The biophysical modeling of the dose-response and LET dependence for chromosome aberration induction has been a major focus in radiobiological research for many years. In the following paragraphs, a brief outline is provided of the current state of knowledge of the mechanisms that are believed to play a role in the induction of chromosomal aberrations (see Bedford and Dewey 2002 for a detailed discussion). Aberrations formed following irradiation of cells in the G0/G1 phase of the cell cycle are dicentric exchanges, centric rings, and monocentric exchanges (translocations). The vast majority of studies show that the dose-response for low-LET radiation is curvilinear and fits well to the equation αD + βD2. At high doses, saturation effects occur, and the dose-response tends to turn down; for human lymphocytes, saturation occurs at doses greater than 4–5 Gy. The linear coefficient α, representing the initial slope of the dose-response, increases with the LET of the radiation, reaches a maximum at ~70 keV μm−1, and then falls. The quadratic coefficient β is approximately constant up to around 20 keV μm−1 but reduces at higher LET (>100 keV μm−1). A reduction in low-LET dose rate reduces aberration yields in a dose-dependent manner; the value of α is unaffected, but the value of β decreases (Edwards and others 1989).

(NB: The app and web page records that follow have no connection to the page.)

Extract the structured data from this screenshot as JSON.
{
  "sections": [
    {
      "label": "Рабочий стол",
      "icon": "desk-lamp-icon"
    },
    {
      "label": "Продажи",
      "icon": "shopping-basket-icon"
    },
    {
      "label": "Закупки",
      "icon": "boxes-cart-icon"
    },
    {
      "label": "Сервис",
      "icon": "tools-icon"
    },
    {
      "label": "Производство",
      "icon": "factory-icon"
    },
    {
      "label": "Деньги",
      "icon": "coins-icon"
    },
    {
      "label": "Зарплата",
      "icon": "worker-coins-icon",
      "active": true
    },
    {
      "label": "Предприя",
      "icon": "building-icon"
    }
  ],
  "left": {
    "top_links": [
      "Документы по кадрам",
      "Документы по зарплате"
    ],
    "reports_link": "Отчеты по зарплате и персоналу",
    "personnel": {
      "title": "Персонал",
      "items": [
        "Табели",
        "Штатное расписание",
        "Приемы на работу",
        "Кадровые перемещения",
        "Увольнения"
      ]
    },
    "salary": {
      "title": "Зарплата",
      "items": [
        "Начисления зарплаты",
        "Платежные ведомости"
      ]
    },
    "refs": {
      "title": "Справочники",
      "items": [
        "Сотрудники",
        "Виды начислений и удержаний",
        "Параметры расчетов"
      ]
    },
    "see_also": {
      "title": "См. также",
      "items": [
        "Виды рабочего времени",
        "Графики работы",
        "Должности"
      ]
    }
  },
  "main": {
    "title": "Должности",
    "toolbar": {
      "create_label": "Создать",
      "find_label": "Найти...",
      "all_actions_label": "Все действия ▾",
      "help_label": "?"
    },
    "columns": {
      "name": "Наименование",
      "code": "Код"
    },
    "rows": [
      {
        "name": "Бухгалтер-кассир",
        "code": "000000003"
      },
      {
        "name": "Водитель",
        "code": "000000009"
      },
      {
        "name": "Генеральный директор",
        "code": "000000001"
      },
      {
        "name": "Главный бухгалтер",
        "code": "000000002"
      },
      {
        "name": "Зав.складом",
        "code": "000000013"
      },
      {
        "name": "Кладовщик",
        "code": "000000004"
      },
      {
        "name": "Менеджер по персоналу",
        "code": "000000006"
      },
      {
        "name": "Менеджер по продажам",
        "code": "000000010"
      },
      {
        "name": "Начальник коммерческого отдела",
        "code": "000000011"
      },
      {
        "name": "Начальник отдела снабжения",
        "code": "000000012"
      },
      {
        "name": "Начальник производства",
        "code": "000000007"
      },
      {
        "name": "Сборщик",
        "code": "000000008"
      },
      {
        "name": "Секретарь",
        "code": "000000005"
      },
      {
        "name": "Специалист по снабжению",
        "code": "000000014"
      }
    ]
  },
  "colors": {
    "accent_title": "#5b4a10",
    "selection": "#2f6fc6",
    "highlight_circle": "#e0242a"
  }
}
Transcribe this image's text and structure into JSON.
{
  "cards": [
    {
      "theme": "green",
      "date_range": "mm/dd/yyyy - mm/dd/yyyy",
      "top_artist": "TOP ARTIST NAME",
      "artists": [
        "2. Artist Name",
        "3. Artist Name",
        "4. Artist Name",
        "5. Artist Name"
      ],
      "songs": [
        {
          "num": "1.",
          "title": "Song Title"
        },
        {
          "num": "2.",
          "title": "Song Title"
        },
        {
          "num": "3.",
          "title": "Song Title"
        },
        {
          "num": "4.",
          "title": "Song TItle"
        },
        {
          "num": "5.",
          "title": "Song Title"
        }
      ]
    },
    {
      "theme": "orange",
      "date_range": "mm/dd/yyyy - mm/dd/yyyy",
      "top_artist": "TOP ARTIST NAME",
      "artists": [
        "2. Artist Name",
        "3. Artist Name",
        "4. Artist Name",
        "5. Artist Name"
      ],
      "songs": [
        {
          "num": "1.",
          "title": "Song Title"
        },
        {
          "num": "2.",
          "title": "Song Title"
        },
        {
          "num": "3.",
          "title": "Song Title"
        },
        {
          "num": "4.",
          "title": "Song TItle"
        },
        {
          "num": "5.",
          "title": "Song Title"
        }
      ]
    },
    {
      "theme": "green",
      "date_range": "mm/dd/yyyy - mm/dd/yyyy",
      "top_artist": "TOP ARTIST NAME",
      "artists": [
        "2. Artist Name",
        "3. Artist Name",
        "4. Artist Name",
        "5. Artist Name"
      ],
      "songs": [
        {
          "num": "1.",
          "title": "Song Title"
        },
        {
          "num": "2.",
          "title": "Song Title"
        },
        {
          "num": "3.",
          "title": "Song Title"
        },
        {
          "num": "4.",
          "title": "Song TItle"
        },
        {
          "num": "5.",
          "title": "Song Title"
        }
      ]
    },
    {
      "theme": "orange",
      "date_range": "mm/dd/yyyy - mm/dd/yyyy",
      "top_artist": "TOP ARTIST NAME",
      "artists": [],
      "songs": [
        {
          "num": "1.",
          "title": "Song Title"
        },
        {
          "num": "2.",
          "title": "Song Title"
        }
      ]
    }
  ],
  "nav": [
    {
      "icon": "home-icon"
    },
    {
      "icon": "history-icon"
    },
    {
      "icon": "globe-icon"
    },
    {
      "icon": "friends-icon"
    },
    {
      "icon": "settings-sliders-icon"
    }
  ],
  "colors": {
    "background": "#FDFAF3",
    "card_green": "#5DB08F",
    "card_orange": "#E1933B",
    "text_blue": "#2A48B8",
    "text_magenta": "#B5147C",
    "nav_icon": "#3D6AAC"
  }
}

A current explanation of the above dose-response characteristics is that DNA DSBs are the principal causal events for aberration induction and that these are induced with linear kinetics at around 30 DNA DSBs Gy−1. Correct repair and misrepair processes operate in competition for these DNA DSBs, with the majority of breaks restituting correctly and a small fraction taking part in misrepair-mediated chromosomal exchanges (Hlatky and others 1991). The fraction of misrepair events is suggested to be dose dependent, with the close proximity of DNA DSBs promoting exchanges and thereby imposing curvature on the low-LET dose response. The two-track component of DNA lesion production and interaction increases as a quadratic function of dose and produces biophysical curvature on the dose-response. However, the concept of proximity-promoted interaction of lesions gives more weight to lesions arising along the path of single tracks. Such proximity effects have been reviewed (Sachs and others 1997). Modeling procedures of this type, while providing a coherent explanation of low-LET dose-response, are insufficient to account fully for high-LET effects (Moiseenko and others 1997). An additional factor considered in some modeling of dose- and LET-dependent responses is the possibility that some exchanges might involve interaction of a DNA DSB with an undamaged DNA site (i.e., recombinational-like DNA misrepair). It seems likely that a variety of repair and misrepair options are available to the cell and that their relative importance is LET dependent; this feature may relate to the complexity of a significant fraction of initial DNA DSBs (see Chapter 1).

Dose and LET dependence also apply to the morphological complexity of the induced chromosomal aberrations themselves. The development of fluorescence in situ hybridization (FISH) methods of chromosome painting has allowed aberration complexity to be studied in detail. In brief, aberration complexity reflects the number of DNA DSBs in-



The National Academies | 500 Fifth St. N.W. | Washington, D.C. 20001
Copyright © National Academy of Sciences. All rights reserved.
Terms of Use and Privacy Statement